One of the reasons I enjoy the Indie Channel is because of the fact that a good portion of my dollars are funneled into the pockets of the developers. If a developer doesn't sell enough copies to meet the $150 dollar payout minimum, they might never see a check and MS pockets what the gamer was intending to go to the developer. I believe the Indie Channel audience is large enough that most new games released will see a check or two, but we are now over a year into this thing and I am beginning to wonder about the back catalog. And whether or not a significant portion of the eight hundred and thirty six games currently on the service will be generating any monies for their developers after another year, especially when there is sure to be another eight hundred newer games available.

If you are thinking about purchasing a hangman game, you are aren't you? Then I would suggest Hang 'Em High. The developer just released a new game a few days ago. Payout limits are per developer so Hang 'Em High is the best bet that your 80 points will be sent to the developer and not MS.

It's Anagram time!!




What do you know! Three Anagram Games as well :) They all have their faults but I think Words In A Word is the most polished and fun, not to mention actually playable. I reviewed this game awhile back. 

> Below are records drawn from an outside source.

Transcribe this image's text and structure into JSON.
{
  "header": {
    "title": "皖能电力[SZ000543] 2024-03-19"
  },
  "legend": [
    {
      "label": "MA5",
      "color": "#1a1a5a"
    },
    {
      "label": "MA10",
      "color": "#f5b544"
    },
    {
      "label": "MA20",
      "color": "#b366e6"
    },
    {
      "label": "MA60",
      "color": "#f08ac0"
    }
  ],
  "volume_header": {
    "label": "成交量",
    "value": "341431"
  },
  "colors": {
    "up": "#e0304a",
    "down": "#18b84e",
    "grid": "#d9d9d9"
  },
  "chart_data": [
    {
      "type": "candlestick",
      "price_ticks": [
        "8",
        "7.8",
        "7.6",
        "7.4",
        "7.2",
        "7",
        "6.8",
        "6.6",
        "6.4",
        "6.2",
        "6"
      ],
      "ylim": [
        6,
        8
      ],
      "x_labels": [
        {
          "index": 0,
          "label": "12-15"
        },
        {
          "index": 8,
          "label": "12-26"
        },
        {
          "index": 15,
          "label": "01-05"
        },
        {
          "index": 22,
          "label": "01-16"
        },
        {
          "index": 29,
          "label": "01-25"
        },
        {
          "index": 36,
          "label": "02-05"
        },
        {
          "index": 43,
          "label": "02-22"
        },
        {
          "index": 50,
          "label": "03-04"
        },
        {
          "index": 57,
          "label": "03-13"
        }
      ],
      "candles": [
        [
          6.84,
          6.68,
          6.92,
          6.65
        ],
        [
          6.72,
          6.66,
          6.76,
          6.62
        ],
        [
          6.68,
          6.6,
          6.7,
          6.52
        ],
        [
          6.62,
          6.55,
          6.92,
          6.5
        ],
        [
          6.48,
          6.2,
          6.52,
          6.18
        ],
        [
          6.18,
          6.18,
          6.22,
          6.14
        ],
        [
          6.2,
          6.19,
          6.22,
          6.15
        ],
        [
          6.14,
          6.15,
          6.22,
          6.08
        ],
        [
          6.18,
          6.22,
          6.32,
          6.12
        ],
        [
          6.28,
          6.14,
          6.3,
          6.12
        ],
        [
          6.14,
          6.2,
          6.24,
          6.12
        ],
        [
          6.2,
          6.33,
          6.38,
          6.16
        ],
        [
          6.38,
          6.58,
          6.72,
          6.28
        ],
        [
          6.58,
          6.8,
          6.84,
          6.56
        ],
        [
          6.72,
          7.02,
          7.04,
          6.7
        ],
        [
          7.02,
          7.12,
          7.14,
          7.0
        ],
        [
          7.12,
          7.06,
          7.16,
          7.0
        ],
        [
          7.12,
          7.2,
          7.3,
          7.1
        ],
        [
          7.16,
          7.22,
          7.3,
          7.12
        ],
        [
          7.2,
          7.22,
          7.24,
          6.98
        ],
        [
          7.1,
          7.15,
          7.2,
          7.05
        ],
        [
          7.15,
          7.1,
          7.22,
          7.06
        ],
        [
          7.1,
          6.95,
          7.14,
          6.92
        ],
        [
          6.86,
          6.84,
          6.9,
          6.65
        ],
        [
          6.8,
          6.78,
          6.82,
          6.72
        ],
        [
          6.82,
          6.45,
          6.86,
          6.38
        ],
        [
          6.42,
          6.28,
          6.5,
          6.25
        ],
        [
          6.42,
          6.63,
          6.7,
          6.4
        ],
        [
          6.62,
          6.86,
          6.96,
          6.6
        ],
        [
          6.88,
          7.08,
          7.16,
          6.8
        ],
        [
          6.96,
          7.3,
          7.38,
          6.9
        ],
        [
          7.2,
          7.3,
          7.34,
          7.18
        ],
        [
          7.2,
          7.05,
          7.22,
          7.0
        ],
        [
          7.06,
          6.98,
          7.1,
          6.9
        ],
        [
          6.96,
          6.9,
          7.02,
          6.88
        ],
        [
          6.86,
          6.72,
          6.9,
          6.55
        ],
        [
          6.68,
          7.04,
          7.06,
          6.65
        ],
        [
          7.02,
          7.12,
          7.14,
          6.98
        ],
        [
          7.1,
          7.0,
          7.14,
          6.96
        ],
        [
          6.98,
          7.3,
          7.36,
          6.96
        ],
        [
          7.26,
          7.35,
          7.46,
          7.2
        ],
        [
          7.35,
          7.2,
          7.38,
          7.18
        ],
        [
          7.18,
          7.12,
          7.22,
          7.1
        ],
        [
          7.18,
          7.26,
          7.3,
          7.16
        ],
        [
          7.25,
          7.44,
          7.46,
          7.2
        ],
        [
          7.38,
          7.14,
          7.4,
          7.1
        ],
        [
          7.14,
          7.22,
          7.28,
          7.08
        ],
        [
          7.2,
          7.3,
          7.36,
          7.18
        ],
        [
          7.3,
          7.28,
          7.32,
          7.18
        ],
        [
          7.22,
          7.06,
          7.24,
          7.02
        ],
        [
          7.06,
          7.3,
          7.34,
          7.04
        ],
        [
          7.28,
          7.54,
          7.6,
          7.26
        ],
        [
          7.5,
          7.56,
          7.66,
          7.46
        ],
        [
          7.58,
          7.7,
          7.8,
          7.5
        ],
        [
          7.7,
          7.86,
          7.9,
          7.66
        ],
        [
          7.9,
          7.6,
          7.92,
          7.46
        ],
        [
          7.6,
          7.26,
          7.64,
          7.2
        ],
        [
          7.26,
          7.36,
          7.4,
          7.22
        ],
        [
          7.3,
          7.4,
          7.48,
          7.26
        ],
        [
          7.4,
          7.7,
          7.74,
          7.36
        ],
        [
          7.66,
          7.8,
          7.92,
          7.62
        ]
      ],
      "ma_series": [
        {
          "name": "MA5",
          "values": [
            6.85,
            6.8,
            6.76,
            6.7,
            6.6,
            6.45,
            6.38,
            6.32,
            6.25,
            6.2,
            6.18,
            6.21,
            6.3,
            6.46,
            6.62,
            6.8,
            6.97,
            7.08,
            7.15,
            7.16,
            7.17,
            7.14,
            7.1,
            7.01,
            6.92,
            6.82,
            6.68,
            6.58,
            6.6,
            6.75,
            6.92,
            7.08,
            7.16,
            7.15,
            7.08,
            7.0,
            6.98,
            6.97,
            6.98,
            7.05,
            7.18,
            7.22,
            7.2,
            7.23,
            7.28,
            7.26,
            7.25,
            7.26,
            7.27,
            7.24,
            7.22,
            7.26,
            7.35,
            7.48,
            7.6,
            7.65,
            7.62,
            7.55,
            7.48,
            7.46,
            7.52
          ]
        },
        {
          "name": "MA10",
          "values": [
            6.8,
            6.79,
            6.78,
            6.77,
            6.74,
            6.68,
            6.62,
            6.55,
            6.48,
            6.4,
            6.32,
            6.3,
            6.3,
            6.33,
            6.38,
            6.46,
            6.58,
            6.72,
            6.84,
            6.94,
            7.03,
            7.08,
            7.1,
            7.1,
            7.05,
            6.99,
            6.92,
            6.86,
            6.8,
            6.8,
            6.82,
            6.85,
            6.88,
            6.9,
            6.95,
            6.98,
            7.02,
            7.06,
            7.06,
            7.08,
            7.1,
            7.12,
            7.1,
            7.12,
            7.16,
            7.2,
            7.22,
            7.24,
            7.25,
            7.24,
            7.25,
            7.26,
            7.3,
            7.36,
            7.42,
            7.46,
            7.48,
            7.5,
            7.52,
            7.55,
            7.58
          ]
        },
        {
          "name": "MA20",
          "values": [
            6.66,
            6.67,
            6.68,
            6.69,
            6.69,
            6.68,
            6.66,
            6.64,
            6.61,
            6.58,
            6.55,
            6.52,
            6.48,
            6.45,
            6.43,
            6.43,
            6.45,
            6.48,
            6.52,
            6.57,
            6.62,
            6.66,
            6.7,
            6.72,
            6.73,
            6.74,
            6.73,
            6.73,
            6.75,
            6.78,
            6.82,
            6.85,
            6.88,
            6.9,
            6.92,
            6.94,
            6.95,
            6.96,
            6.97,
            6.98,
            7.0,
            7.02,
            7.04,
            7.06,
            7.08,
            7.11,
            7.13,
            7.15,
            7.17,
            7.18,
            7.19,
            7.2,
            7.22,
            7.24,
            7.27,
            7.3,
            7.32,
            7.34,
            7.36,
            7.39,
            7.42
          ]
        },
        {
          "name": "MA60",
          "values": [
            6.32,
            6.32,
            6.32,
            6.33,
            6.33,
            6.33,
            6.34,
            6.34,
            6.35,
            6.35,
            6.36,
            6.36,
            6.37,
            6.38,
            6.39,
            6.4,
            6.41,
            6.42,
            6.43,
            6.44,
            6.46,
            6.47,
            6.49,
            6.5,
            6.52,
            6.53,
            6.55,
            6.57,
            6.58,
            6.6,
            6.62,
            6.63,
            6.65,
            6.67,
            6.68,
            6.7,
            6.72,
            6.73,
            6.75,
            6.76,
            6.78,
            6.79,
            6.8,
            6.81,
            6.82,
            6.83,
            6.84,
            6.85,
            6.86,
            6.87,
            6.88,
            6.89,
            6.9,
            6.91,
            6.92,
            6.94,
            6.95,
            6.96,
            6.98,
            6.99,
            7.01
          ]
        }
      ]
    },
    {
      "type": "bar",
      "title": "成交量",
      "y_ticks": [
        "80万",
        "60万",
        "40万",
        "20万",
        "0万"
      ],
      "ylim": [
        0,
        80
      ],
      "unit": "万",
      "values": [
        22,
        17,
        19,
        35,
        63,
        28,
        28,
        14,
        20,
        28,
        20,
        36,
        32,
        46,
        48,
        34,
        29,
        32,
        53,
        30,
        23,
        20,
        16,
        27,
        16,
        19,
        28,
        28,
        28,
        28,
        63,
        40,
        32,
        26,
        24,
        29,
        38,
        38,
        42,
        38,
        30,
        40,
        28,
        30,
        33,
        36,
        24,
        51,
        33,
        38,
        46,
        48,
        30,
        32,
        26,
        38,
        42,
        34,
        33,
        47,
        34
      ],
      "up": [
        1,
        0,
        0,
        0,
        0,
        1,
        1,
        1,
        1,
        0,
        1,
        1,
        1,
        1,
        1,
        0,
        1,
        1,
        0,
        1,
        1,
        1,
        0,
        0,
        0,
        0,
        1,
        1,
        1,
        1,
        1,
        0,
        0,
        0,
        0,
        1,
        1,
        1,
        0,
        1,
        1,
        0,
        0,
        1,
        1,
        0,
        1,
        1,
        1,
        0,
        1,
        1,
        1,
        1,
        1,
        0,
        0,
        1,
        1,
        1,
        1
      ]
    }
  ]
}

Interestingly, Puzzle was created by the same developer as Simply Hangman. I wonder if there is a secret wordgame project in the works? At any rate, the developers of Words In A Word have four games up on the indie channel so again, if you are looking for an anagram game your best bet is this one.

An Oldie But Goodie!


Word Soup was actually a launch title for the channel, and the novelty factor probably helped the game generate some downloads and sales. I enjoy playing the untimed mode, I play word games to relax most of all. What's interesting about this game is that it began its life as an electronic pub game over in Europe. Arkanoid I can understand but a randomized word search? Maybe the game was a test to see how drunk you were, if you could actually play the game that would mean you need to drink some more.

This is the only game the developer has submitted to the indie channel. I checked out their website and sent them an email but haven't heard back from them. I bought this game on day one, I am sure a lot of people did. The audience for the channel has surely grown and you are all word game fans right? and taking the time to look through the entire catalog? Even so I wonder how many sales Word Soup will get this year, it will be interesting to find out, if we ever can.

I forget what to call this one

But I did review it a bit ago. Actually, I think I peer reviewed this game. If I recall correctly one of the only reviewers to actually give the online portion a test. C'est la vie.



The simplest, but also one of my favorite types of word games. Having said that I had some problems with this game. There is just something about small letters on a big screen that just doesn't seem to work. You should download it and then select the 20x20 grid just for a laugh. Do you see that multicolored thing in the lower right corner? It's supposed to control the media player but guess what? That's right, it doesn't.


I appreciate new entrants into the wordgame genre but I thought this game needed some work when it was in playtest and I still think it needs more work today. The dev has posted a flash version of the game here to try, Flash Puzzwords.

Which Brings us to the Genesis of this posting.

War Of Words

War Of Words appears to be a randomized free form anagrammer with some RPG elements borrowed heavily from Puzzle Quest. I am really excited about this one but I am a bit worried about the gameplay, namely if the constant stream of randomized letters is going to allow me to make words in any sort of satisfying fashion. The game is currently in peer review and will hopefully be available on the Xbox Indie Channel shortly. Unless someone uncovers a code 4 crash or something which happens about 100% of the time I think. Go check out the developers page, War of Words Blog.